School, district, close to new hires
by Mike Eldred
May 19, 2014 | 4084 views | 0 0 comments | 87 87 recommendations | email to a friend | print
The twinwalleyschools.net website may be getting a much-needed makeover.
The twinwalleyschools.net website may be getting a much-needed makeover.
slideshow
WILMINGTON- The Twin Valley School Board may announce the hire of a new middle/high school principal, and the Windham Southwest Supervisory Union board may announce the hire of a new superintendent by the end of the week.
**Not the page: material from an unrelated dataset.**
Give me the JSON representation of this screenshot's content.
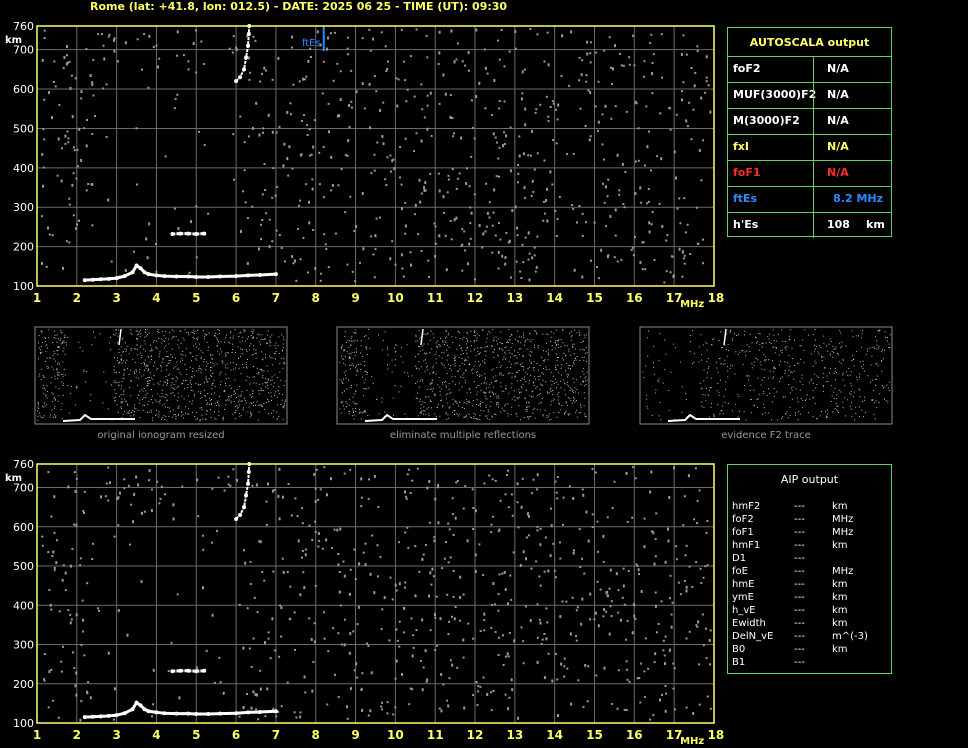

At their regular meeting Tuesday evening, board members authorized the negotiation of a contract with one of three final candidates for the middle/high school principal’s position. According to board members, there were 23 applicants for the position, a number that was eventually whittled down to just three, who were called back for a second round of interviews this week. “I think we were all in agreement on the decision,” said board member Phil Taylor, “but there was certainly a good lineup of candidates, and we had a hard choice.”

TVSB Chair Seth Boyd said that the supervisory union hiring committee had also reached a similar decision earlier this week on a candidate for the superintendent’s position, and he expected the supervisory union executive board to vote on the matter this week.

In other matters, the board discussed an inquiry regarding the availability of a pre-K program for 3-year-olds in the fall. Although next year’s budget doesn’t include funding a 3-year-old program, board members noted that the state has mandated that all districts provide either a pre-K program for 3-year-olds, or pay tuition to a private or public program.

Michelle O’Neil, the parent who asked about the program, said there is a need in the community for the program. She said it wasn’t a matter of day care, but a matter of child development and socialization. “Maybe it’s not a board issue but a community issue,” she said. “but this town really lacks stuff for the little ones. We don’t have a community center, bike paths or playgrounds we can use when school is in session. I drive 45 minutes so I can take my kids to a pool.”

O’Neil, who has a 3-year-old and a 2-year-old, said she wasn’t aware of the issue until she became a parent and learned that Dover has a program and her husband’s hometown of Greenfield, MA, has a program for 3-year-olds. “We need the support,” she said, “because it takes a village to raise a child. If you need any support from parents as to what we need moving forward, there are a lot of us out there ready to help, and looking forward to it.”

Fillion suggested the board create a committee to survey parents and determine their expectations and needs, as well as the number of students that would be attending. Board member Phil Taylor asked if there would be enough room at the school for the program. “We have to decide what program we want first,” said Fillion. “Then we’ll know how much room we need. We can make the space if we need to.”

Fillion noted that pre-school program rules and regulations currently fall under three different state agencies: the department of families and children, the health department, and the education department. She hoped the state’s implementation of the mandate would include some streamlining of the certification process and ongoing administration. “We almost need a director of early learning, or someone at the central office who can take this on.”

“That’s what I was thinking,” agreed superintendent Richard McClements. “If we could expand the EEE (Essential Early Education) position, she could do a lot of this.”

In their ongoing effort to consolidate and streamline Twin Valley Schools’ websites, the board heard from web developer Aaron LaMontagne, of FocusPoint Web Solutions in Walpole, NH. LaMontagne suggested the board consider using a content management site called Drupal.

LaMontagne said he could create a simple, neat, and easy to navigate website for the district, a design that would be uniform throughout the websites for each individual school. LaMontagne said Drupal would integrate well with the Google content teachers are already using, so teachers and students wouldn’t have to change what they’re already doing. “And it’s all open-source,” he added. “It’s established and it’s not proprietary, it’s not something that only we could maintain.”

LaMontagne also noted that a site built with Drupal would also include a mobile site, one that’s specially formatted for small devices like tablets and smart phones.

Noting there wasn’t any specific proposal regarding the design or content of the Twin Valley site, board member Adam Grinold asked LaMontagne if he would need more input from the board and school. “Yes, I’d need more input from you as to how you want stuff organized, then I’d establish a flow chart of the site, create a design mockup, and then we’d have the framework of what you’d like to import from the current site or what needs to be designed.”

Board members didn’t offer a motion to move forward with the development of a new site at the meeting.
Comments
(0)
Comments-icon Post a Comment
No Comments Yet